Today, the Camera ran a guest commentary in which Eaves asks Boulder City Council to allow citizens to vote on the question this November:
We urge the City Council to put this agreement on the ballot for voters to review and decide upon. For the past two years, Boulder staff and members of my staff have invested thousands of hours negotiating the details of the franchise, and also directly addressing the city`s stated priorities. The product of that work is a mutual agreement that benefit us all. Business and community leaders — and city staff too just a few weeks ago — have been in support of continuing our franchise because the agreement meets what we were told were the city’s primary priorities, mainly lowering the environmental impact of every Boulder resident.
The lake at Burke Park in south Boulder is called Thunderbird Lake. And it just doesn’t seem to want to be a lake all that much. When it started drying up a few years back, the city wondered what to do — and decided to keep it full with city water. Now it’s time to revisit that decision. Read more
Well, there’s not a much more boring phrase than “franchise agreement” out there, but now would be a good time to educate yourself on Boulder’s Xcel franchise agreement options (and those laid out by the City Council) and what’s going on, because a lot of energy and tax dollars are in the mix and that affects everyone — for the next 20 years. On Tuesday, City Council will decide whether or not to put the franchise agreement renewal on the ballot this year, but not before they hear a lot from the president of Xcel in Colorado: Read more
Boulder City Council decided last night to make a big buy — they’ll put up about $4 million, in addition to $1.18 million in federal stimulus money, to replace the 73-year-old hydroelectric turbine in Boulder Canyon.
Apparently, the turbine would have kicked the bucket in about five years without an upgrade. Read more
Boulder’s looking at upgrading its aging hydroelectric turbine in Boulder Canyon, but even with a federal discount, it would cost the city about $4 million.
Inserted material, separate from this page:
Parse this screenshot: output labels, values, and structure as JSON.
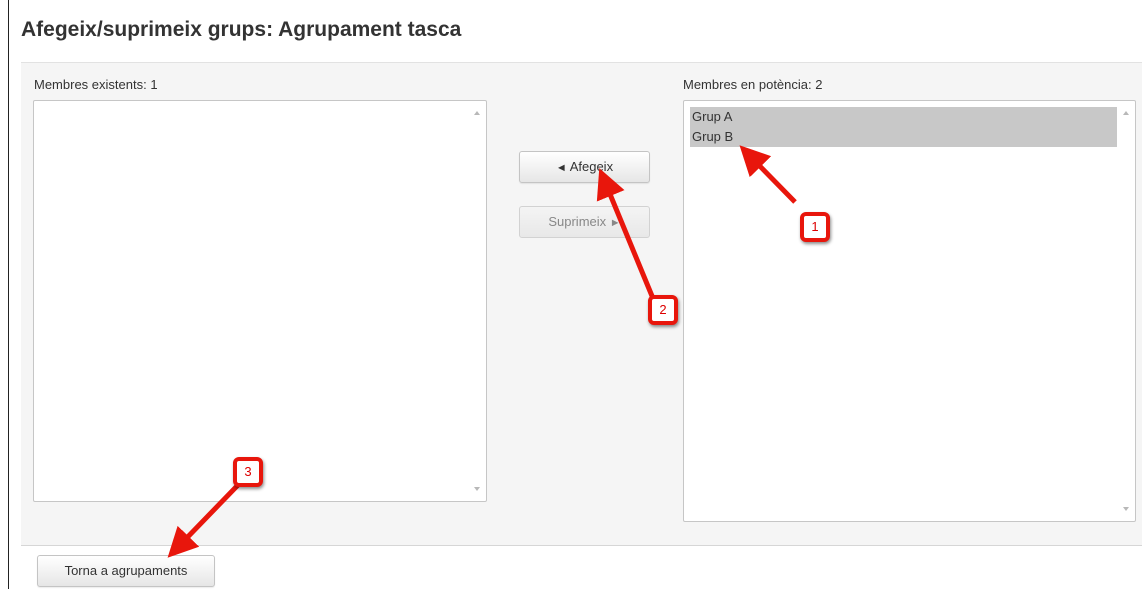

That debate breaks down into a pretty easy-to-understand $4-ish million now or probably $5.2-ish million later — and City Council will address that tomorrow (Tuesday) night at 6 p.m. Read more
The Boulder Reservoir, which sits northeast of town, stores water that will ultimately make its way into people’s drinking glasses.
But becuase the rez is also used for swimming and motor boating, city council is becoming more concerned about its water quality.
Boulder City Council members said water quality and habitat protection need to be the city’s top priority when it comes to the Boulder Reservoir, but they did not propose any restrictions on recreation opportunities at a study session Tuesday.
In a discussion of a new master plan for the Boulder Reservoir, council members expressed concern about maintaining water quality and preventing invasive species from entering the reservoir. … Read more